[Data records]
◆ ◆ ◆

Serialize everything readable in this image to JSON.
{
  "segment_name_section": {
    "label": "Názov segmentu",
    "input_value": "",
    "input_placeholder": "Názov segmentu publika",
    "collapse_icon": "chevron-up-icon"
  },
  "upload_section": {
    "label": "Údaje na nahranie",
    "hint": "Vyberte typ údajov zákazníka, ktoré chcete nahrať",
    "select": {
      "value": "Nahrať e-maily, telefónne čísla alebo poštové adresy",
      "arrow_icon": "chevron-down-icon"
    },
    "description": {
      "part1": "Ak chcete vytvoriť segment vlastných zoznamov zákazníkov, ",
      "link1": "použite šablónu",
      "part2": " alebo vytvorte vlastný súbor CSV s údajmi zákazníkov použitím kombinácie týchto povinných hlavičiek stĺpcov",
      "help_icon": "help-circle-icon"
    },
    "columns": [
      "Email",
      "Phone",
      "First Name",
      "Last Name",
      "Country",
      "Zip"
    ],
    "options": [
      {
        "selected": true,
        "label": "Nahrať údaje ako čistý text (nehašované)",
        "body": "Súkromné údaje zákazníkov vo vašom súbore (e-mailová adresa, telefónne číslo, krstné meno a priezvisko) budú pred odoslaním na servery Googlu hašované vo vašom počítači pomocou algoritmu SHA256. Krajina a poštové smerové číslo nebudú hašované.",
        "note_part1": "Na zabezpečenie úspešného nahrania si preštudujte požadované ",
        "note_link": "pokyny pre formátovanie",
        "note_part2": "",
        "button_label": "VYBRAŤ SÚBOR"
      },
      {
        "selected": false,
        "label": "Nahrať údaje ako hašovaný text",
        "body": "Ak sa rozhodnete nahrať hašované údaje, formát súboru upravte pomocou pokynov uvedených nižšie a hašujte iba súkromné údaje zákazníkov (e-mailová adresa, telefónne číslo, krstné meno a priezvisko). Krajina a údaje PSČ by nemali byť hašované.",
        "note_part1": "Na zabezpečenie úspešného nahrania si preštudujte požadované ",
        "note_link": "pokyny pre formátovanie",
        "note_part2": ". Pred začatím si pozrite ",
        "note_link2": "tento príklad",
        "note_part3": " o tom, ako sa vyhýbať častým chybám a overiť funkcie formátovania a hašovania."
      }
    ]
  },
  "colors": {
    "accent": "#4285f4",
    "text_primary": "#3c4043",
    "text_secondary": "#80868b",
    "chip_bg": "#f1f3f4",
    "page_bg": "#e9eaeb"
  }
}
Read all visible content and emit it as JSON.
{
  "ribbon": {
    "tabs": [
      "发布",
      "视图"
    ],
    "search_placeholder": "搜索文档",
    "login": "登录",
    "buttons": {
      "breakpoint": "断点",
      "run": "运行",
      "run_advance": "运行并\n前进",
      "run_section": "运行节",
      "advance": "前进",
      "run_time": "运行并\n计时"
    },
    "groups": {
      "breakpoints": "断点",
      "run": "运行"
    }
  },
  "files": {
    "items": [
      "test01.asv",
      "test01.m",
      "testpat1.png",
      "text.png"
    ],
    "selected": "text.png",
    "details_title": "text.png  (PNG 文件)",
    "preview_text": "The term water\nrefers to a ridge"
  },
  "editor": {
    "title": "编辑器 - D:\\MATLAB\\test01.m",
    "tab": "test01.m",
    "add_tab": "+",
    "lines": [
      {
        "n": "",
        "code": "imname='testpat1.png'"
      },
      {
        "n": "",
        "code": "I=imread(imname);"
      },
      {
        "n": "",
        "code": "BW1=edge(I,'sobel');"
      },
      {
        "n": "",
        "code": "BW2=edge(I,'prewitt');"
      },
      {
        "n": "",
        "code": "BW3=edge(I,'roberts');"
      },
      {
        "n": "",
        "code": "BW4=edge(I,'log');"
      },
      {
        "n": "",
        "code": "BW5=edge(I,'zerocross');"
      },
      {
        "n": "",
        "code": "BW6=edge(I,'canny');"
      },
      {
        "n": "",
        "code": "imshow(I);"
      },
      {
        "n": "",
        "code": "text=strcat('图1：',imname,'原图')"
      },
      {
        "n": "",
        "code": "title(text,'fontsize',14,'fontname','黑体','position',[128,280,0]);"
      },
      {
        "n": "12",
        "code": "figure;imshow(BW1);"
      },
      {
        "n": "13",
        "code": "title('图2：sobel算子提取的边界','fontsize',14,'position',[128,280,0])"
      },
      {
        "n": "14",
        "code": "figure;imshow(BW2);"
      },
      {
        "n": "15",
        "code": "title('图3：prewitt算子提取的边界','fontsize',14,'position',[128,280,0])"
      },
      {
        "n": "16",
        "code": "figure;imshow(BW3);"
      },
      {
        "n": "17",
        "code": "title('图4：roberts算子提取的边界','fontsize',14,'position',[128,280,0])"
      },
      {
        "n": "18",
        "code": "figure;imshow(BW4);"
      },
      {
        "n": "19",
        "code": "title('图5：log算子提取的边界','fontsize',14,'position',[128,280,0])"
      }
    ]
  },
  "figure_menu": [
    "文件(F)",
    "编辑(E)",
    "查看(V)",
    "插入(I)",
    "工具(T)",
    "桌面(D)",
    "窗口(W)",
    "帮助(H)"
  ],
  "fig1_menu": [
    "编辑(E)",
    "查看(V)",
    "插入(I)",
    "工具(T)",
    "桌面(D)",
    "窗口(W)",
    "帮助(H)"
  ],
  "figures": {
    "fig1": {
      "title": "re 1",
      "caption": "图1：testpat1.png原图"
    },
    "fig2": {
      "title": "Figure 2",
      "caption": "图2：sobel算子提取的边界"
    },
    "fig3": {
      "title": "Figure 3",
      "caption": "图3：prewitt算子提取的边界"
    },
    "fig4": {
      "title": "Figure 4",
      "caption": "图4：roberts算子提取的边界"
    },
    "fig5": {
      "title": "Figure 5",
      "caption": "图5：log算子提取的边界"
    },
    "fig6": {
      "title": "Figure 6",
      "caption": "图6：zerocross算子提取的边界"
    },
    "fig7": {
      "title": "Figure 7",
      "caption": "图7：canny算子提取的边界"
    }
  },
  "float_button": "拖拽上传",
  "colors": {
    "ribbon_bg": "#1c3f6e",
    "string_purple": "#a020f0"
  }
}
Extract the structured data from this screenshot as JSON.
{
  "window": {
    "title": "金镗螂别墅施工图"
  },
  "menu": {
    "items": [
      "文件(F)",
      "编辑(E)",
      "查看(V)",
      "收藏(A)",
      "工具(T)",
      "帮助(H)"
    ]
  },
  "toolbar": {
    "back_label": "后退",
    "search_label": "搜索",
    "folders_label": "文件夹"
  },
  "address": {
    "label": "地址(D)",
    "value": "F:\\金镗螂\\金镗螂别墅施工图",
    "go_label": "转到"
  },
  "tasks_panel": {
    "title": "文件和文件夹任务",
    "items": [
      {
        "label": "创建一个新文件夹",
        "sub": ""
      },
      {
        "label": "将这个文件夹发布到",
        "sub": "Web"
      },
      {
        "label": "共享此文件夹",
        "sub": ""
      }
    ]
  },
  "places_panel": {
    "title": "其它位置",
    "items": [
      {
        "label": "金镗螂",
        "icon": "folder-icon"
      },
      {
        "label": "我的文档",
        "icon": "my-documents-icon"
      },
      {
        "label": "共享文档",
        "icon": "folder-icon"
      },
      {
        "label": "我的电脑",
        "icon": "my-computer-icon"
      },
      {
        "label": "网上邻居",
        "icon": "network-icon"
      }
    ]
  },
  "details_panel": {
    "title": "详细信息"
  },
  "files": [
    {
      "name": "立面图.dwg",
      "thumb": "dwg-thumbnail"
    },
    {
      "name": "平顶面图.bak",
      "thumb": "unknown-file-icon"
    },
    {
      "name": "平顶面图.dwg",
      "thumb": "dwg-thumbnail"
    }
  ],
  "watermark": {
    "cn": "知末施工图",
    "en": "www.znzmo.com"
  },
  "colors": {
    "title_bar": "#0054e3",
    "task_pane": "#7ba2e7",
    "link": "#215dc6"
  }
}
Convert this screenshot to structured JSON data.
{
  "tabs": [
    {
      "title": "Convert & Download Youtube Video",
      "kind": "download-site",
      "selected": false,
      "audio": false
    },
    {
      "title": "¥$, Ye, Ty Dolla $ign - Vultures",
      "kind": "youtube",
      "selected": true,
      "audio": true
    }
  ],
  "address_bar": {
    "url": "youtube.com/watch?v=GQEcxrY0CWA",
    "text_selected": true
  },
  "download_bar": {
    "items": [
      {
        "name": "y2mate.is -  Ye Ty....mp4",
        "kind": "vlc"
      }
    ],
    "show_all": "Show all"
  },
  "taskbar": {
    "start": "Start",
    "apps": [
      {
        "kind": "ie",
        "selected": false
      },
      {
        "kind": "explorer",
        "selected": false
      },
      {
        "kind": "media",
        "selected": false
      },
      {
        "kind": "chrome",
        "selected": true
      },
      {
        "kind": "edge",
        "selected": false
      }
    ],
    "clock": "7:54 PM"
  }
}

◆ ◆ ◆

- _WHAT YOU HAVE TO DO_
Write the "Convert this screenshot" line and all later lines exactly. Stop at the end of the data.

- _ANSWER BELOW_
Convert this screenshot to structured JSON data.
{
  "tabs": [
    {
      "title": "Convert & Download Youtube Video",
      "kind": "download-site",
      "selected": false,
      "audio": false
    },
    {
      "title": "¥$, Ye, Ty Dolla $ign - Vultures",
      "kind": "youtube",
      "selected": true,
      "audio": true
    }
  ],
  "address_bar": {
    "url": "youtube.com/watch?v=GQEcxrY0CWA",
    "text_selected": true
  },
  "download_bar": {
    "items": [
      {
        "name": "y2mate.is -  Ye Ty....mp4",
        "kind": "vlc"
      }
    ],
    "show_all": "Show all"
  },
  "taskbar": {
    "start": "Start",
    "apps": [
      {
        "kind": "ie",
        "selected": false
      },
      {
        "kind": "explorer",
        "selected": false
      },
      {
        "kind": "media",
        "selected": false
      },
      {
        "kind": "chrome",
        "selected": true
      },
      {
        "kind": "edge",
        "selected": false
      }
    ],
    "clock": "7:54 PM"
  }
}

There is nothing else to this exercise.